Although nine songs run about forty-seven minutes, this is an album that definitely feels more sprawling than that. It actually opens with some of its more concise work, sinking some pop hooks in early before relaxing the grip and even confounding in places. "Soldier's Grin" kicks things off and feels very familiar, as multi-part synths shimmer over the top of dry, gritty guitar, and some blistering blowouts while Boeckner adds his usual breathless yelp. "Call It A Ritual" finds Krug on lead vocals, and the shorter track shuffles with a delicious swagger that mingles jangling guitars and thick, fuzzed-out guitars.
With the arrival of "Bang Your Drum," the album starts to feel a bit more disjointed, though. On the shorter tracks where Krug takes over lead vocals (which is basically every-other one), the group definitely takes on more of a jaunty pop feel that sounds much closer to Sunset Rubdown than past work. Alternately, the longer tracks in-between (with Boeckner on vocals) turn down the power a bit and tend to work a more modest mid-tempo rock range that only finds them really blowing out the cobwebs in a couple places (the end of "California Dreamer" has some short fireworks).

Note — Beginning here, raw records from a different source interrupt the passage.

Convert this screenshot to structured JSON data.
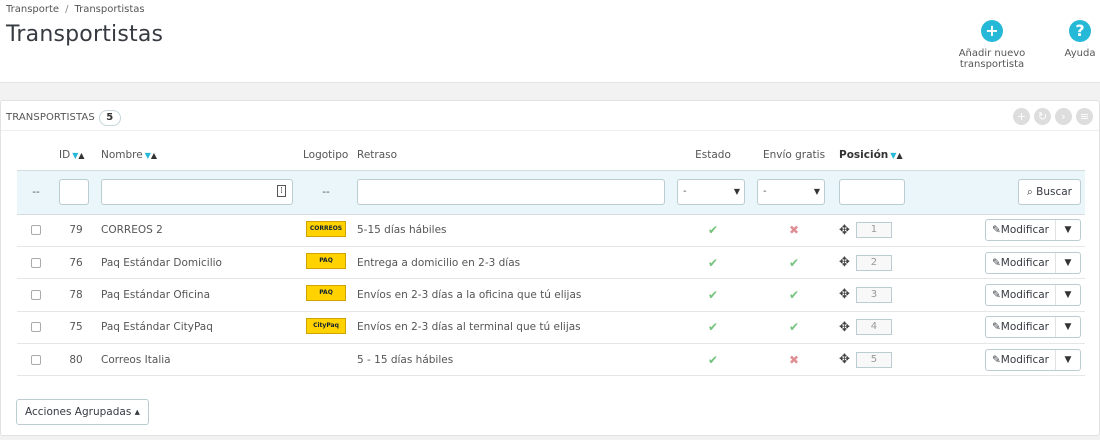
{
  "breadcrumb": {
    "root": "Transporte",
    "sep": "/",
    "current": "Transportistas"
  },
  "header": {
    "title": "Transportistas",
    "add_label": "Añadir nuevo transportista",
    "help_label": "Ayuda",
    "add_icon": "+",
    "help_icon": "?"
  },
  "panel": {
    "title": "TRANSPORTISTAS",
    "count": "5"
  },
  "columns": {
    "id": "ID",
    "name": "Nombre",
    "logo": "Logotipo",
    "delay": "Retraso",
    "status": "Estado",
    "free": "Envío gratis",
    "position": "Posición"
  },
  "filters": {
    "checkbox_dash": "--",
    "logo_dash": "--",
    "status_value": "-",
    "free_value": "-",
    "search_label": "Buscar"
  },
  "rows": [
    {
      "id": "79",
      "name": "CORREOS 2",
      "logo": "CORREOS",
      "delay": "5-15 días hábiles",
      "status": "✔",
      "free": "✖",
      "position": "1",
      "edit": "Modificar"
    },
    {
      "id": "76",
      "name": "Paq Estándar Domicilio",
      "logo": "PAQ",
      "delay": "Entrega a domicilio en 2-3 días",
      "status": "✔",
      "free": "✔",
      "position": "2",
      "edit": "Modificar"
    },
    {
      "id": "78",
      "name": "Paq Estándar Oficina",
      "logo": "PAQ",
      "delay": "Envíos en 2-3 días a la oficina que tú elijas",
      "status": "✔",
      "free": "✔",
      "position": "3",
      "edit": "Modificar"
    },
    {
      "id": "75",
      "name": "Paq Estándar CityPaq",
      "logo": "CityPaq",
      "delay": "Envíos en 2-3 días al terminal que tú elijas",
      "status": "✔",
      "free": "✔",
      "position": "4",
      "edit": "Modificar"
    },
    {
      "id": "80",
      "name": "Correos Italia",
      "logo": "",
      "delay": "5 - 15 días hábiles",
      "status": "✔",
      "free": "✖",
      "position": "5",
      "edit": "Modificar"
    }
  ],
  "bulk_label": "Acciones Agrupadas ▴",
  "colors": {
    "accent": "#25b9d7",
    "ok": "#72c279",
    "no": "#e08f95"
  }
}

There are two reasons the album feels a little bit longer than it actually is, and the first is that unlike Apologies To The Queen Mary, there aren't really any big singles here. Maybe one of the first two songs on the release could get caught in peoples head on a good day, but the group is far less anthematic on this release, with less immediate hooks and sheer propulsion. They also save the longest song for last, as "Kissing The Beehive" closes things out with almost eleven minutes of epic rock that blends in everything from prog to their usual stomp while not really delivering enough payoff to make it worthwhile. Oddly enough, that's how much of At Mount Zoomer plays out in general. This one's a bit of a letdown.